Among these entries, count the lines containing the word "category" and answer with only the number.

⁂

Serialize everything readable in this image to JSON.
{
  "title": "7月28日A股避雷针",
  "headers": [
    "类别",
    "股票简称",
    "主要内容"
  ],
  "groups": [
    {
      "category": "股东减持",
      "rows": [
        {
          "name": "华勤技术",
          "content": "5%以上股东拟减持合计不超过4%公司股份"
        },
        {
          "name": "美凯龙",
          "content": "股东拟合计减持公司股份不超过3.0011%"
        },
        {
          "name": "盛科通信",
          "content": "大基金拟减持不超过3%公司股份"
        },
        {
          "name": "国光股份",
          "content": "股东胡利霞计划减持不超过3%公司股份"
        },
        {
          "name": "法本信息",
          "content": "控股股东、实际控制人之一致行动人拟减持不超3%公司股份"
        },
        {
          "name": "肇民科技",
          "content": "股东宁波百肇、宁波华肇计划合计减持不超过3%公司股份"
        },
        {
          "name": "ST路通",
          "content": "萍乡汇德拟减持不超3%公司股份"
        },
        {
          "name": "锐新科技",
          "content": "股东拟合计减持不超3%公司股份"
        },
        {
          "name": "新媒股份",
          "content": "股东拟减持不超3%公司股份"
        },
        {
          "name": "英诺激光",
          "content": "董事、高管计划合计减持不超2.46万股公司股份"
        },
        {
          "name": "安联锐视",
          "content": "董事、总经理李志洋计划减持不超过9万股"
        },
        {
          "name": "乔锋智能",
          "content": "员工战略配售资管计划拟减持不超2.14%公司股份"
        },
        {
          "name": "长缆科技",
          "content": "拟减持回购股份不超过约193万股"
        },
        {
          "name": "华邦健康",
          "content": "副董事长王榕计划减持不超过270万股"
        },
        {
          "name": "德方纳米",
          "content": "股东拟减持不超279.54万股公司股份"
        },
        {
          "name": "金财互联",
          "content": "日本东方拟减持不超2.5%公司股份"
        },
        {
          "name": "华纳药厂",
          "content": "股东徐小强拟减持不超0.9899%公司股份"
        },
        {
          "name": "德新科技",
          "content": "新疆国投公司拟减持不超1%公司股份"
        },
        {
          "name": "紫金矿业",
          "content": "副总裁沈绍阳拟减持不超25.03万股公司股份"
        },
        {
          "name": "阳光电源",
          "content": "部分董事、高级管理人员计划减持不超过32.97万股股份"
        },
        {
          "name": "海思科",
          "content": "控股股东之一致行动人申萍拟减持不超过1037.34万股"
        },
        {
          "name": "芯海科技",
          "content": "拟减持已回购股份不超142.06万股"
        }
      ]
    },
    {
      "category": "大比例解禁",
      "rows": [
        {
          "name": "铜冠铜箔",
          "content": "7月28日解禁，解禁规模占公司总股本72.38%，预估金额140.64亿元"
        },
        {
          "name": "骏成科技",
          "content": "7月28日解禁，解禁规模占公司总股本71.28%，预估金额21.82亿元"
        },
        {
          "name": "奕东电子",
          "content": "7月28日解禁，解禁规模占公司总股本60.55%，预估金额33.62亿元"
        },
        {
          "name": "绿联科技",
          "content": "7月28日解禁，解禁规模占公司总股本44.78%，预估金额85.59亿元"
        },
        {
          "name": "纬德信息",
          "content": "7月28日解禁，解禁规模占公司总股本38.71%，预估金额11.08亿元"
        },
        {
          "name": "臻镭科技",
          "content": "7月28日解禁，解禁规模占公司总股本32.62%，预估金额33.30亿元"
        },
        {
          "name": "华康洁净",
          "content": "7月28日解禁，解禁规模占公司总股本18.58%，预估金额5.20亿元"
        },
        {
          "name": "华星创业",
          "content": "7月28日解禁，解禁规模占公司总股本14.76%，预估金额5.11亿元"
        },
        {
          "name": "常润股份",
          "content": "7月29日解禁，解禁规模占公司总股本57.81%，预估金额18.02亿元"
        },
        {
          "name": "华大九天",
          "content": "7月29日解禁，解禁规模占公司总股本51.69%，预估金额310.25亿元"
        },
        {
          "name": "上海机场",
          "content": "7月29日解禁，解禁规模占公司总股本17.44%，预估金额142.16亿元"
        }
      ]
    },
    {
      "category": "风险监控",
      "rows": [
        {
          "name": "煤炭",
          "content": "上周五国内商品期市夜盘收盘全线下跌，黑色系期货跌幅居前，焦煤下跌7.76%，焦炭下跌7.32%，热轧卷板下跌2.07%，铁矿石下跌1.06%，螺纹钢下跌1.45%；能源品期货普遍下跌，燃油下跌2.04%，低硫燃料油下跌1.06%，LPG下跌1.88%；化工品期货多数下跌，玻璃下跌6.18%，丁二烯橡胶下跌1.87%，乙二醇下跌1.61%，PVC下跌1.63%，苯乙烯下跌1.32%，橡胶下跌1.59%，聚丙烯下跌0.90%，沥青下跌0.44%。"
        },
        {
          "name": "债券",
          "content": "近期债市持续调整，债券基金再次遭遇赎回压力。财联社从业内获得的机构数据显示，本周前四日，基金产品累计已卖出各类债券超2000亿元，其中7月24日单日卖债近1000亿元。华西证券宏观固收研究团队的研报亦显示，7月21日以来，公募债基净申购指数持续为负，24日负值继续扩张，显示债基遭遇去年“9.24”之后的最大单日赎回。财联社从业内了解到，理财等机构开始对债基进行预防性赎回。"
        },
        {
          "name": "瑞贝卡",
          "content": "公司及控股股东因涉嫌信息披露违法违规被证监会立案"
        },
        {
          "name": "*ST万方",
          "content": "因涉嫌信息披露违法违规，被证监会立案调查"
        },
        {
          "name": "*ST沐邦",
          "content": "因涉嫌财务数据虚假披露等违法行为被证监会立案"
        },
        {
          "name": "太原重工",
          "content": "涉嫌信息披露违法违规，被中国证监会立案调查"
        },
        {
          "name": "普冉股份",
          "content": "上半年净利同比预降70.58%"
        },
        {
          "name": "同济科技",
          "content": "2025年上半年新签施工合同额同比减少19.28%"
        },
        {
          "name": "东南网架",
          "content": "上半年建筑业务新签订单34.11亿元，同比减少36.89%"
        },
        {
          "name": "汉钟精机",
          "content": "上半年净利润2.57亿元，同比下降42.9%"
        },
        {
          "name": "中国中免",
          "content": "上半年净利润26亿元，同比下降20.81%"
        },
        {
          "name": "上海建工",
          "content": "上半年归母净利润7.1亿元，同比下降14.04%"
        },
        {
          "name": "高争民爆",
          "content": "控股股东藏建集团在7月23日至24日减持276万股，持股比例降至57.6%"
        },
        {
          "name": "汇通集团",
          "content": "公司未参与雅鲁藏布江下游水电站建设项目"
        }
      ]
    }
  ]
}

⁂

» **Solution for this task**: 3